#### SOURCE RECORDS
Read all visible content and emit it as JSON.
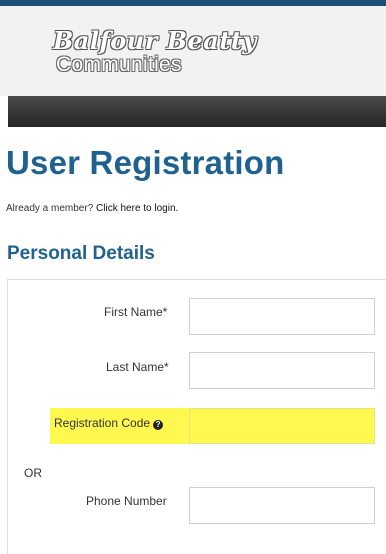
{
  "brand": {
    "line1": "Balfour Beatty",
    "line2": "Communities"
  },
  "page": {
    "title": "User Registration",
    "member_prompt": "Already a member?",
    "login_link": "Click here to login."
  },
  "section": {
    "title": "Personal Details"
  },
  "form": {
    "first_name": {
      "label": "First Name*",
      "value": ""
    },
    "last_name": {
      "label": "Last Name*",
      "value": ""
    },
    "registration_code": {
      "label": "Registration Code",
      "value": "",
      "highlighted": true
    },
    "or_label": "OR",
    "phone_number": {
      "label": "Phone Number",
      "value": ""
    }
  },
  "icons": {
    "help": "question-circle-icon"
  },
  "colors": {
    "heading": "#20628f",
    "highlight": "#fff94f",
    "navbar": "#333333"
  }
}
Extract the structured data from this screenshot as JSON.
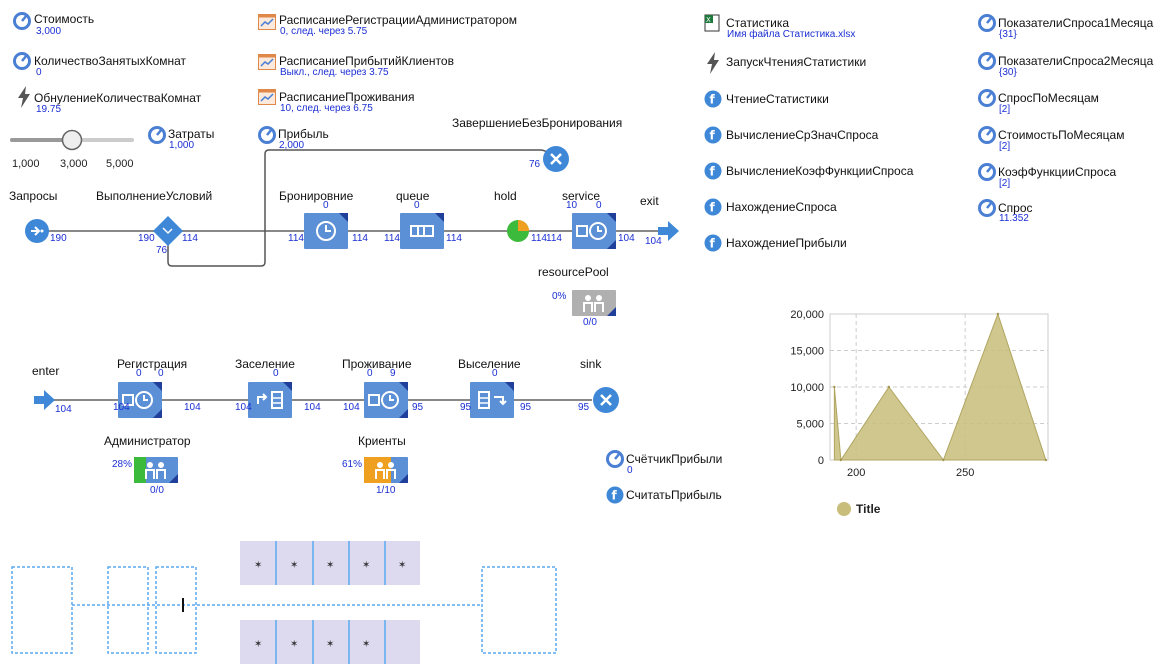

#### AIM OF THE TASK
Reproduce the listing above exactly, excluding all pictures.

#### SOLUTION TO THIS PROBLEM
Read all visible content and emit it as JSON.
{
  "brand": {
    "line1": "Balfour Beatty",
    "line2": "Communities"
  },
  "page": {
    "title": "User Registration",
    "member_prompt": "Already a member?",
    "login_link": "Click here to login."
  },
  "section": {
    "title": "Personal Details"
  },
  "form": {
    "first_name": {
      "label": "First Name*",
      "value": ""
    },
    "last_name": {
      "label": "Last Name*",
      "value": ""
    },
    "registration_code": {
      "label": "Registration Code",
      "value": "",
      "highlighted": true
    },
    "or_label": "OR",
    "phone_number": {
      "label": "Phone Number",
      "value": ""
    }
  },
  "icons": {
    "help": "question-circle-icon"
  },
  "colors": {
    "heading": "#20628f",
    "highlight": "#fff94f",
    "navbar": "#333333"
  }
}
Extract the structured data from this screenshot as JSON.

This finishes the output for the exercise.